This Saturday will be Rosenthal’s seventh appearance at the Stockade art show, where she won the Honorable Mention Award three times before taking third prize in 2010 with “Shoe Fetish,” a painting that depicts a row of women’s pumps and heels perched on shoeboxes.
Another shoe painting happened at Beekman Street, when the artists decided to do each other’s portraits.
“I don’t do faces, so I did their shoes. These are shoe portraits,” she says, pointing to high heels, Birkenstocks and moccasins.
“These are Amejo’s [artist Amejo Amyot] Crocs,” she says of the image of comfy pink clogs.
“I am here, in the center. Little black princess heel shoes. I think my mother gave them to me.”
As with the pocketbooks, Rosenthal has no special interest in shoes or shoe fashion.
But shopping does provide both inspiration and interesting objects.
“Some I got at the thrift. Some I bought at Macy’s. Some at Target.”
When her husband goes food shopping, she asks him to pick up fruits and vegetables with “flat bottoms,” so they can stand while she paints them, and often she’ll request a certain color of produce.
“People respond to bright colors; they make them feel good,” she says.
“I’m not an edgy person. I have a bright outlook.”
In art history, her inspiration comes from 19th century European and mid-20th century American art, and artists Wayne Thiebaud, Janet Fish and Fairfield Porter.
“When I paint, all of life’s daily activities disappear and only the color of my paint and my brushstrokes remain,” she says.
Hats as focal point
One of her current projects is painting images of women’s hats, and she’ll be bringing those to the Stockade show.
Before she picked up her brush, she hunted for some vintage hats at a shop in Ballston Spa and read a poem about women’s hats.
Rosenthal, who likes to wear a baseball cap when she’s outside, thought about the women who once wore elegant hats and what it might feel like.

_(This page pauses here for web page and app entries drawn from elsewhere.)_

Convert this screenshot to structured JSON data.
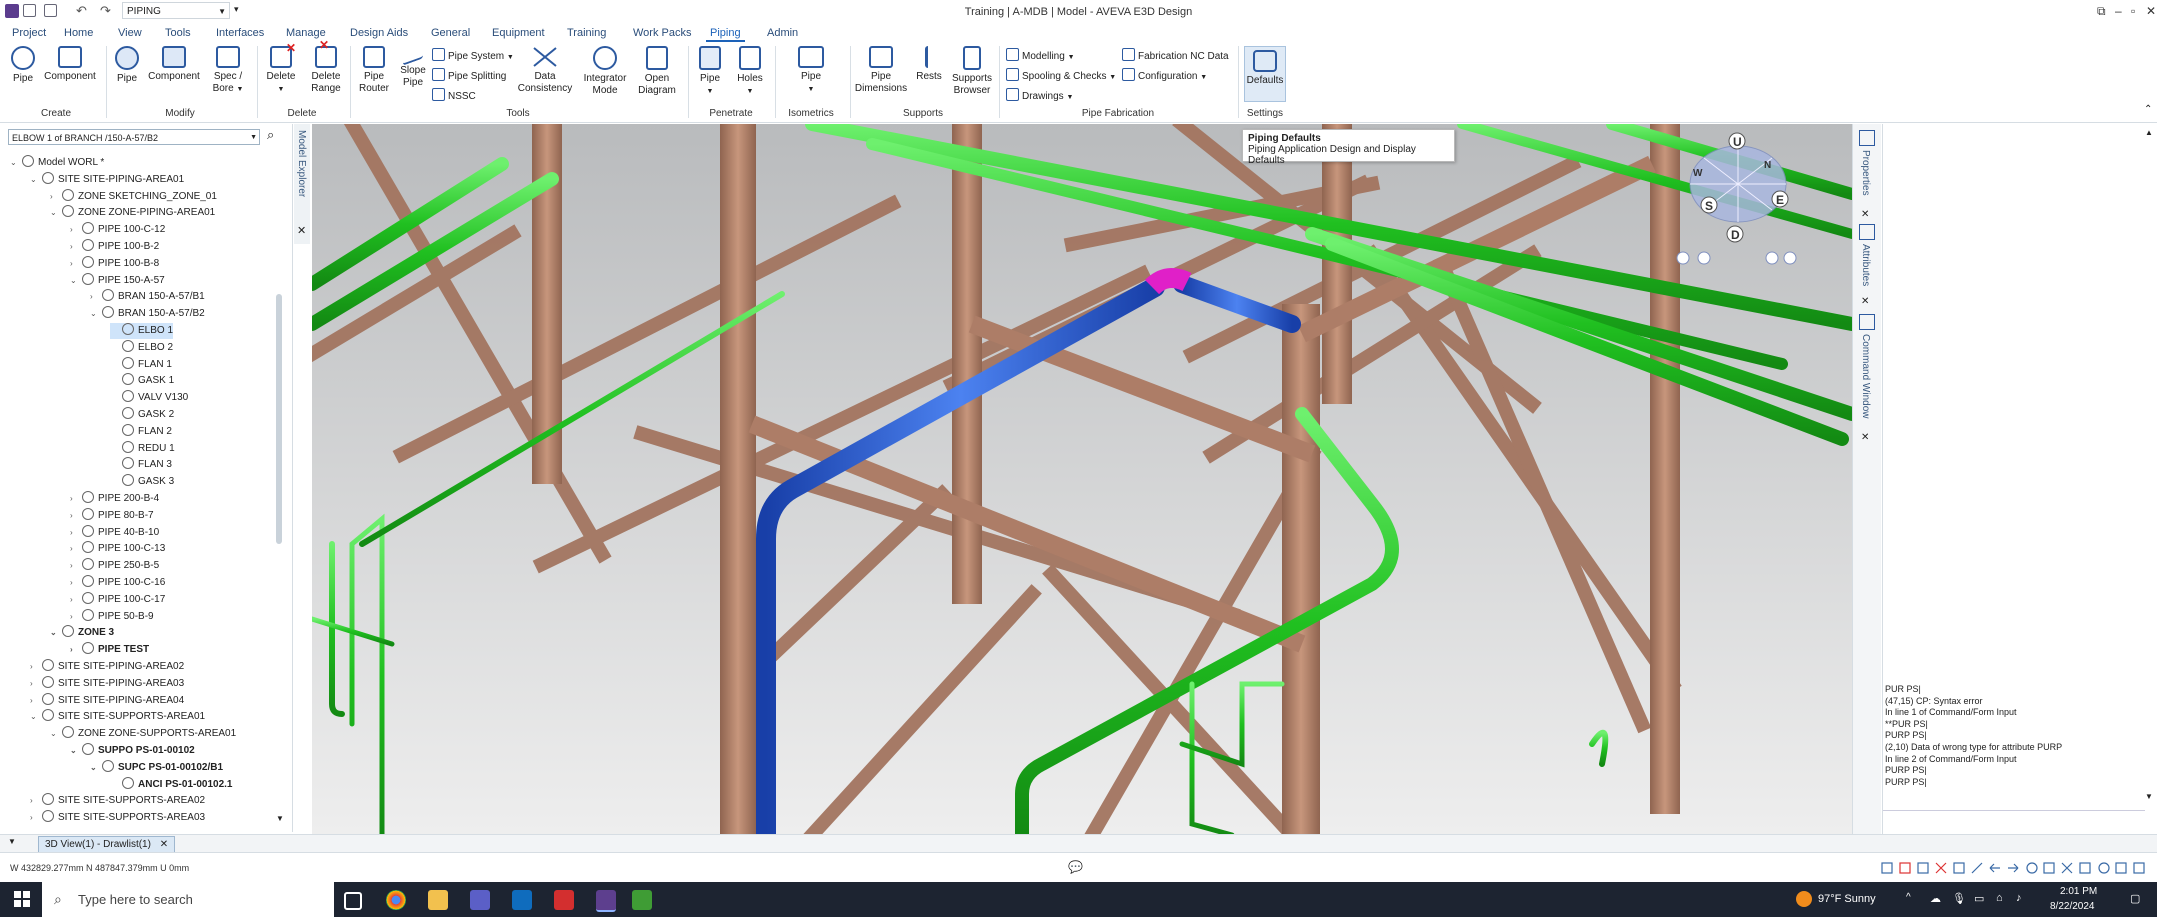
{
  "titlebar": {
    "app_title": "Training | A-MDB | Model - AVEVA E3D Design",
    "quick_access_module": "PIPING"
  },
  "menu": {
    "tabs": [
      "Project",
      "Home",
      "View",
      "Tools",
      "Interfaces",
      "Manage",
      "Design Aids",
      "General",
      "Equipment",
      "Training",
      "Work Packs",
      "Piping",
      "Admin"
    ],
    "active": "Piping"
  },
  "ribbon": {
    "groups": {
      "create": "Create",
      "modify": "Modify",
      "delete": "Delete",
      "tools": "Tools",
      "penetrate": "Penetrate",
      "isometrics": "Isometrics",
      "supports": "Supports",
      "pipe_fabrication": "Pipe Fabrication",
      "settings": "Settings"
    },
    "buttons": {
      "pipe": "Pipe",
      "component": "Component",
      "mod_pipe": "Pipe",
      "mod_component": "Component",
      "spec_bore_1": "Spec /",
      "spec_bore_2": "Bore",
      "delete": "Delete",
      "delete_range_1": "Delete",
      "delete_range_2": "Range",
      "pipe_router_1": "Pipe",
      "pipe_router_2": "Router",
      "slope_pipe_1": "Slope",
      "slope_pipe_2": "Pipe",
      "pipe_system": "Pipe System",
      "pipe_splitting": "Pipe Splitting",
      "nssc": "NSSC",
      "data_consistency_1": "Data",
      "data_consistency_2": "Consistency",
      "integrator_mode_1": "Integrator",
      "integrator_mode_2": "Mode",
      "open_diagram_1": "Open",
      "open_diagram_2": "Diagram",
      "pen_pipe": "Pipe",
      "holes": "Holes",
      "iso_pipe": "Pipe",
      "pipe_dimensions_1": "Pipe",
      "pipe_dimensions_2": "Dimensions",
      "rests": "Rests",
      "supports_browser_1": "Supports",
      "supports_browser_2": "Browser",
      "modelling": "Modelling",
      "spooling_checks": "Spooling & Checks",
      "drawings": "Drawings",
      "fabrication_nc_data": "Fabrication NC Data",
      "configuration": "Configuration",
      "defaults": "Defaults"
    }
  },
  "tooltip": {
    "title": "Piping Defaults",
    "description": "Piping Application Design and Display Defaults"
  },
  "explorer": {
    "current_element": "ELBOW 1 of BRANCH /150-A-57/B2",
    "side_tab": "Model Explorer",
    "tree": [
      {
        "label": "Model WORL *",
        "indent": 0,
        "exp": "v"
      },
      {
        "label": "SITE SITE-PIPING-AREA01",
        "indent": 1,
        "exp": "v"
      },
      {
        "label": "ZONE SKETCHING_ZONE_01",
        "indent": 2,
        "exp": ">"
      },
      {
        "label": "ZONE ZONE-PIPING-AREA01",
        "indent": 2,
        "exp": "v"
      },
      {
        "label": "PIPE 100-C-12",
        "indent": 3,
        "exp": ">"
      },
      {
        "label": "PIPE 100-B-2",
        "indent": 3,
        "exp": ">"
      },
      {
        "label": "PIPE 100-B-8",
        "indent": 3,
        "exp": ">"
      },
      {
        "label": "PIPE 150-A-57",
        "indent": 3,
        "exp": "v"
      },
      {
        "label": "BRAN 150-A-57/B1",
        "indent": 4,
        "exp": ">"
      },
      {
        "label": "BRAN 150-A-57/B2",
        "indent": 4,
        "exp": "v"
      },
      {
        "label": "ELBO 1",
        "indent": 5,
        "exp": "",
        "sel": true
      },
      {
        "label": "ELBO 2",
        "indent": 5,
        "exp": ""
      },
      {
        "label": "FLAN 1",
        "indent": 5,
        "exp": ""
      },
      {
        "label": "GASK 1",
        "indent": 5,
        "exp": ""
      },
      {
        "label": "VALV V130",
        "indent": 5,
        "exp": ""
      },
      {
        "label": "GASK 2",
        "indent": 5,
        "exp": ""
      },
      {
        "label": "FLAN 2",
        "indent": 5,
        "exp": ""
      },
      {
        "label": "REDU 1",
        "indent": 5,
        "exp": ""
      },
      {
        "label": "FLAN 3",
        "indent": 5,
        "exp": ""
      },
      {
        "label": "GASK 3",
        "indent": 5,
        "exp": ""
      },
      {
        "label": "PIPE 200-B-4",
        "indent": 3,
        "exp": ">"
      },
      {
        "label": "PIPE 80-B-7",
        "indent": 3,
        "exp": ">"
      },
      {
        "label": "PIPE 40-B-10",
        "indent": 3,
        "exp": ">"
      },
      {
        "label": "PIPE 100-C-13",
        "indent": 3,
        "exp": ">"
      },
      {
        "label": "PIPE 250-B-5",
        "indent": 3,
        "exp": ">"
      },
      {
        "label": "PIPE 100-C-16",
        "indent": 3,
        "exp": ">"
      },
      {
        "label": "PIPE 100-C-17",
        "indent": 3,
        "exp": ">"
      },
      {
        "label": "PIPE 50-B-9",
        "indent": 3,
        "exp": ">"
      },
      {
        "label": "ZONE 3",
        "indent": 2,
        "exp": "v",
        "bold": true
      },
      {
        "label": "PIPE TEST",
        "indent": 3,
        "exp": ">",
        "bold": true
      },
      {
        "label": "SITE SITE-PIPING-AREA02",
        "indent": 1,
        "exp": ">"
      },
      {
        "label": "SITE SITE-PIPING-AREA03",
        "indent": 1,
        "exp": ">"
      },
      {
        "label": "SITE SITE-PIPING-AREA04",
        "indent": 1,
        "exp": ">"
      },
      {
        "label": "SITE SITE-SUPPORTS-AREA01",
        "indent": 1,
        "exp": "v"
      },
      {
        "label": "ZONE ZONE-SUPPORTS-AREA01",
        "indent": 2,
        "exp": "v"
      },
      {
        "label": "SUPPO PS-01-00102",
        "indent": 3,
        "exp": "v",
        "bold": true
      },
      {
        "label": "SUPC PS-01-00102/B1",
        "indent": 4,
        "exp": "v",
        "bold": true
      },
      {
        "label": "ANCI PS-01-00102.1",
        "indent": 5,
        "exp": "",
        "bold": true
      },
      {
        "label": "SITE SITE-SUPPORTS-AREA02",
        "indent": 1,
        "exp": ">"
      },
      {
        "label": "SITE SITE-SUPPORTS-AREA03",
        "indent": 1,
        "exp": ">"
      }
    ]
  },
  "viewcube": {
    "u": "U",
    "d": "D",
    "w": "W",
    "e": "E",
    "s": "S",
    "n": "N"
  },
  "right_tabs": {
    "properties": "Properties",
    "attributes": "Attributes",
    "command_window": "Command Window"
  },
  "command_window": {
    "lines": [
      "PUR PS|",
      "(47,15)   CP: Syntax error",
      "  In line 1 of Command/Form Input",
      "  **PUR PS|",
      "PURP PS|",
      "(2,10)    Data of wrong type for attribute PURP",
      "  In line 2 of Command/Form Input",
      "PURP PS|",
      "PURP PS|"
    ]
  },
  "doc_tab": "3D View(1) - Drawlist(1)",
  "status": {
    "coordinates": "W 432829.277mm N 487847.379mm U 0mm"
  },
  "taskbar": {
    "search_placeholder": "Type here to search",
    "weather": "97°F  Sunny",
    "time": "2:01 PM",
    "date": "8/22/2024"
  },
  "colors": {
    "pipe_green": "#2ecc2e",
    "pipe_blue": "#2a5bd8",
    "steel": "#b7856a",
    "magenta": "#e020c8",
    "accent": "#1c62b9"
  }
}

“I don’t wear fancy hats, but it always intrigued me,” she says.
“Sassy hats, bold hats. Why do women wear these hats?”